Entry shall be

Cash A/c …………………………………..Dr                                             ₹2000

Sales A/c…………………………………..Cr                                               ₹2000

Debit what comes in and credit what goes out.

This rule is used for real accounts. A real account is used when tangible things are related to the transaction, such as furniture, cash, bank, and machinery types. We debit this account in the ledger when something is received into the business and similarly credit the ledger if the item is moving out of the business.

For example: Purchasing machinery for ₹5000 in cash.

Entry shall be

Machinery A/c ………………………………Dr                                             ₹5000

Cash A/c……………………………………….Cr                                                ₹5000

Conclusion | Golden Rules of Accounting for Successful Business

Accounting helps businesses to keep a track record for income and expenses helps in getting accurate and important financial information about the business, which is helpful in decision making. Every transaction must be recorded in the books. Incorporating the GST number format makes it easy to properly record all your transactions.
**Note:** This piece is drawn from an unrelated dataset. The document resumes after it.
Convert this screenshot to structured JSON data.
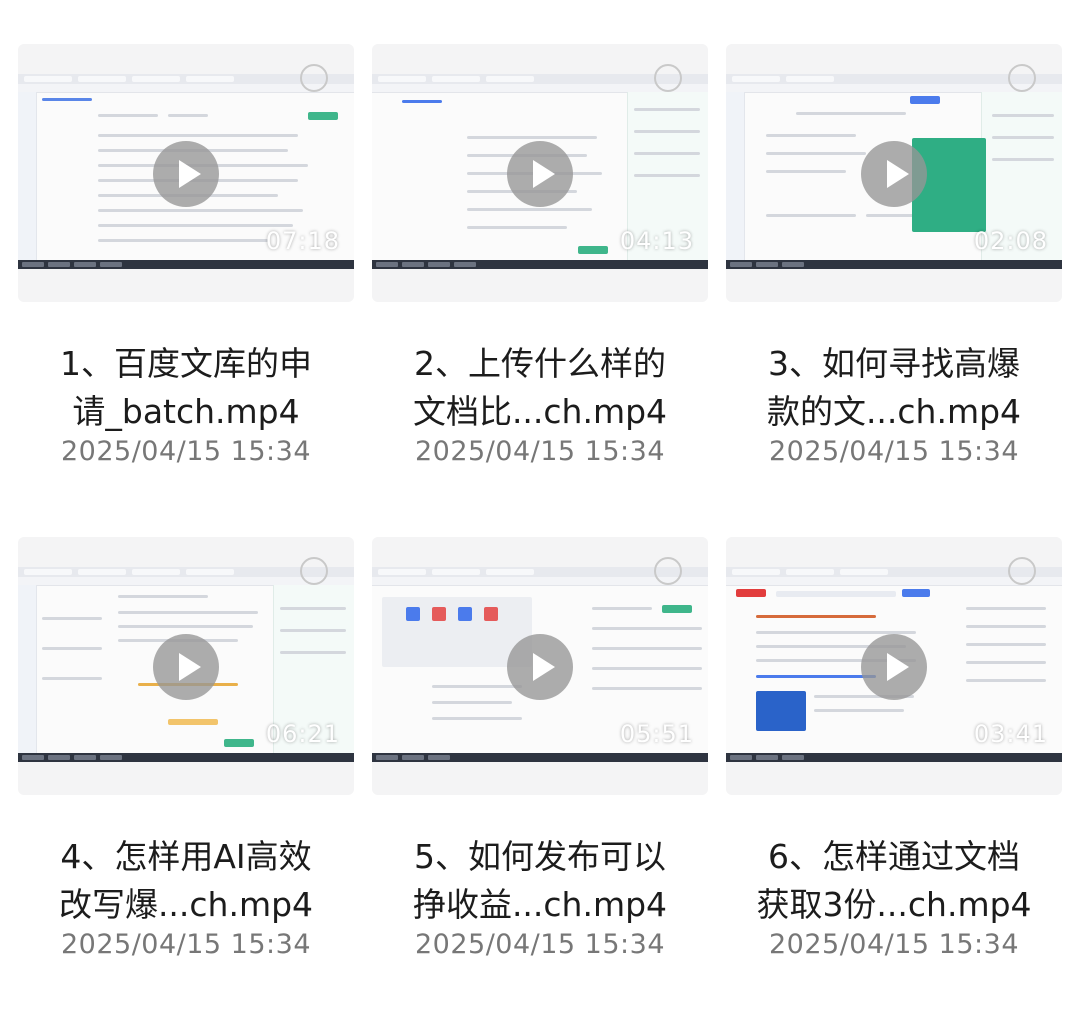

These financial transactions, when posted into ledger accounts, provide information about the profits and losses of the business. They give a clear picture of the financial position of your business so that comparing it with the previous year or other businesses in the same industry becomes easy. It also helps in identifying the cash inflow or the outflow show that working capital can be managed according to the needs of the business.